■ TASK STATEMENT
Each line of the listing that includes "this" should be reported.
··· EXTRACTED ENTRIES
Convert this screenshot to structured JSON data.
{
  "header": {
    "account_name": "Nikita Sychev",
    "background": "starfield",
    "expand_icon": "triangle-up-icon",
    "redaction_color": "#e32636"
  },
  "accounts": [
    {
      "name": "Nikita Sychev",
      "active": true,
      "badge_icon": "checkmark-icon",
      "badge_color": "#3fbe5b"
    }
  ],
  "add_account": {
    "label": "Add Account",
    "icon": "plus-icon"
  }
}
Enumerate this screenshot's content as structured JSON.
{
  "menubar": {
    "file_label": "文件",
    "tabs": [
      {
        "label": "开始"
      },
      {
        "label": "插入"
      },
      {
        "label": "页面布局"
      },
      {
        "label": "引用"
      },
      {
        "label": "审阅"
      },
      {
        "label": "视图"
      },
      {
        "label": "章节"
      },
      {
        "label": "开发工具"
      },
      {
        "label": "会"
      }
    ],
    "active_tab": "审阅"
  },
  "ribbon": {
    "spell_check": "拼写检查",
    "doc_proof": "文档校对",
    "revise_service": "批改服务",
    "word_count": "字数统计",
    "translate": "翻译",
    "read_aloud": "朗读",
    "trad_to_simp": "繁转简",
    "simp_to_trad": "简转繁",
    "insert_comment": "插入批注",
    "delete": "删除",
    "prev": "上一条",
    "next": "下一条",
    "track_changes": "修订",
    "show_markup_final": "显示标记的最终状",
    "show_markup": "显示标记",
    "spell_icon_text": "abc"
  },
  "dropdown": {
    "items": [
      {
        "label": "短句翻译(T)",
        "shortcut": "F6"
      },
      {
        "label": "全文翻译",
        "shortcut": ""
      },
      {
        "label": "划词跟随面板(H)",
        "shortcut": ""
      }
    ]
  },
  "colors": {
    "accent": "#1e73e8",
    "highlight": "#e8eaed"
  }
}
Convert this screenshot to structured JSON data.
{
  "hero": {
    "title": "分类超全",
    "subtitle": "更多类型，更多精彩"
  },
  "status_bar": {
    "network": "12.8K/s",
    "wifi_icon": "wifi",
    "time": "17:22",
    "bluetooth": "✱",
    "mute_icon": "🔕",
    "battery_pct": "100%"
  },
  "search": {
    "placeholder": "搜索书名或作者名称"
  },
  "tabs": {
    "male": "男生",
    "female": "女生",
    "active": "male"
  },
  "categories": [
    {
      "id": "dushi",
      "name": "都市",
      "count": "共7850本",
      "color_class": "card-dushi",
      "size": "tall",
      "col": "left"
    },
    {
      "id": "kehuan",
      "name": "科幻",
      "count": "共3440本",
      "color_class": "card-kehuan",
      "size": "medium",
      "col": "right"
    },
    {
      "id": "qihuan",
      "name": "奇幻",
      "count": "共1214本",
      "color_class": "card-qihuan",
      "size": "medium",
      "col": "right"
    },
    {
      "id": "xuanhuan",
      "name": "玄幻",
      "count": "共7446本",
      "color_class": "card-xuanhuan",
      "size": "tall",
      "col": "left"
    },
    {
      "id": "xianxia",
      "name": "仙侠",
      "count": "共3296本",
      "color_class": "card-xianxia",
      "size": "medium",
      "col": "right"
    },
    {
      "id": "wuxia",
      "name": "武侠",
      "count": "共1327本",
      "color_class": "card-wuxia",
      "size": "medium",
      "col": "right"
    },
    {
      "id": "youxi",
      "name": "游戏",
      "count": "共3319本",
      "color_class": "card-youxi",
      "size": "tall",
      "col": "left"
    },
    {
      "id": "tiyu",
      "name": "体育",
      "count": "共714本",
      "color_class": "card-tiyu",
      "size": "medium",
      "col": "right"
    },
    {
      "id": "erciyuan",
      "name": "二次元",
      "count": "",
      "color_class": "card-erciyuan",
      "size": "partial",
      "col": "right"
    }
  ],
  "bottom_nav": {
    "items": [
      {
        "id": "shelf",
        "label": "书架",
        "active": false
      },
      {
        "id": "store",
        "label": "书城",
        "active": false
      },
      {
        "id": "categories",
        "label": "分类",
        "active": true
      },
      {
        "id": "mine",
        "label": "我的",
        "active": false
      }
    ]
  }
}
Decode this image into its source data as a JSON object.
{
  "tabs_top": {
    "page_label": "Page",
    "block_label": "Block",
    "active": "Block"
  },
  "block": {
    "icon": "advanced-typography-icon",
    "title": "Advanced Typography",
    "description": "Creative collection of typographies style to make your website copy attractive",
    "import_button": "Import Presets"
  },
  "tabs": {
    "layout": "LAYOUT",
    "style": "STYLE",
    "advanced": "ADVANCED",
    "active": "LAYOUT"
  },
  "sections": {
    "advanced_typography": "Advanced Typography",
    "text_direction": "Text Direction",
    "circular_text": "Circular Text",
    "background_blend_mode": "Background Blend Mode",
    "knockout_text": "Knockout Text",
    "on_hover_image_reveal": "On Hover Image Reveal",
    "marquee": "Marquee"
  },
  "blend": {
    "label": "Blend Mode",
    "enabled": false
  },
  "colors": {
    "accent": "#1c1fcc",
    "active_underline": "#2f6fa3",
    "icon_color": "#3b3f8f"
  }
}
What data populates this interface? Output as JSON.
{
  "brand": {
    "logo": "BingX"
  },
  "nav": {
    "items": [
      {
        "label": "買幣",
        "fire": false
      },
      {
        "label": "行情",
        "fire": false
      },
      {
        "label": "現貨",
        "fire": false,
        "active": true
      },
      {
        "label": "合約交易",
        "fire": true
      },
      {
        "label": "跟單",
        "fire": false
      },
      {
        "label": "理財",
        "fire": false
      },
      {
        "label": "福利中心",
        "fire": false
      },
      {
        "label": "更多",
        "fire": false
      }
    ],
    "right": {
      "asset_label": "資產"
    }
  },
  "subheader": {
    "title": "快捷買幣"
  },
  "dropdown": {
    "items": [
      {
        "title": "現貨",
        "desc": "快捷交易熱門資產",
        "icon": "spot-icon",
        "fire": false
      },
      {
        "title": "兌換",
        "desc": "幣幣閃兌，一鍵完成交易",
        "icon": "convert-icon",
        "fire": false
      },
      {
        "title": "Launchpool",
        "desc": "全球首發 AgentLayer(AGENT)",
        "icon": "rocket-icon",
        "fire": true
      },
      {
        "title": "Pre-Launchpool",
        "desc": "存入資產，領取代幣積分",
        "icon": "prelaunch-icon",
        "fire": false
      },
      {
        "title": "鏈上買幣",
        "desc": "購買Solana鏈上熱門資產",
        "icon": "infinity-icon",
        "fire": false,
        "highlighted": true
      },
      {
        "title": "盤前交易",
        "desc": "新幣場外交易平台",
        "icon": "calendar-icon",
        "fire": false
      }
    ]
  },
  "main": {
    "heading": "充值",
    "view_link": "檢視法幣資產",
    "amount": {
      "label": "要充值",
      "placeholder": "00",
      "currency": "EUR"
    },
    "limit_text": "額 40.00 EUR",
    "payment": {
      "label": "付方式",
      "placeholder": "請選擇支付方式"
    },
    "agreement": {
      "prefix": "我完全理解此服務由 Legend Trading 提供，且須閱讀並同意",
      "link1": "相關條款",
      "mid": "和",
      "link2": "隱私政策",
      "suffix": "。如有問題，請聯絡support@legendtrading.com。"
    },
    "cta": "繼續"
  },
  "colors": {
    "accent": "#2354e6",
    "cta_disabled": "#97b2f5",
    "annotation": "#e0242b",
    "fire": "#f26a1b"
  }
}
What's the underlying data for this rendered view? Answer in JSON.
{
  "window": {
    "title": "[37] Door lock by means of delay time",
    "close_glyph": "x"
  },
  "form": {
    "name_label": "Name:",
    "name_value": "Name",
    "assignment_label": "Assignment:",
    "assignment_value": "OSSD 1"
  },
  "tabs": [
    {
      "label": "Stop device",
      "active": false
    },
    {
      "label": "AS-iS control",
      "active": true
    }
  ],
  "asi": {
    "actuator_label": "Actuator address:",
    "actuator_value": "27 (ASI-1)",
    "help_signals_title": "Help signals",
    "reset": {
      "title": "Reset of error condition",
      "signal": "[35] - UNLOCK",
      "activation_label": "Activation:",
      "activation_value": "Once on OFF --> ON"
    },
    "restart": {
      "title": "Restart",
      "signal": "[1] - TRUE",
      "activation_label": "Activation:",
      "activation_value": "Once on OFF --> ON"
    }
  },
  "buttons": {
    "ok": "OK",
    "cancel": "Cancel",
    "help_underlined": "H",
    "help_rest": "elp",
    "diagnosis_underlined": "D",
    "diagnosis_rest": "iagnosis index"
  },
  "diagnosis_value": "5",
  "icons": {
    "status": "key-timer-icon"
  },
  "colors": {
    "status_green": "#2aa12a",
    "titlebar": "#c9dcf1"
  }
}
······
■ FINAL ANSWER
Convert this screenshot to structured JSON data.
Enumerate this screenshot's content as structured JSON.
Convert this screenshot to structured JSON data.
Decode this image into its source data as a JSON object.
What data populates this interface? Output as JSON.
What's the underlying data for this rendered view? Answer in JSON.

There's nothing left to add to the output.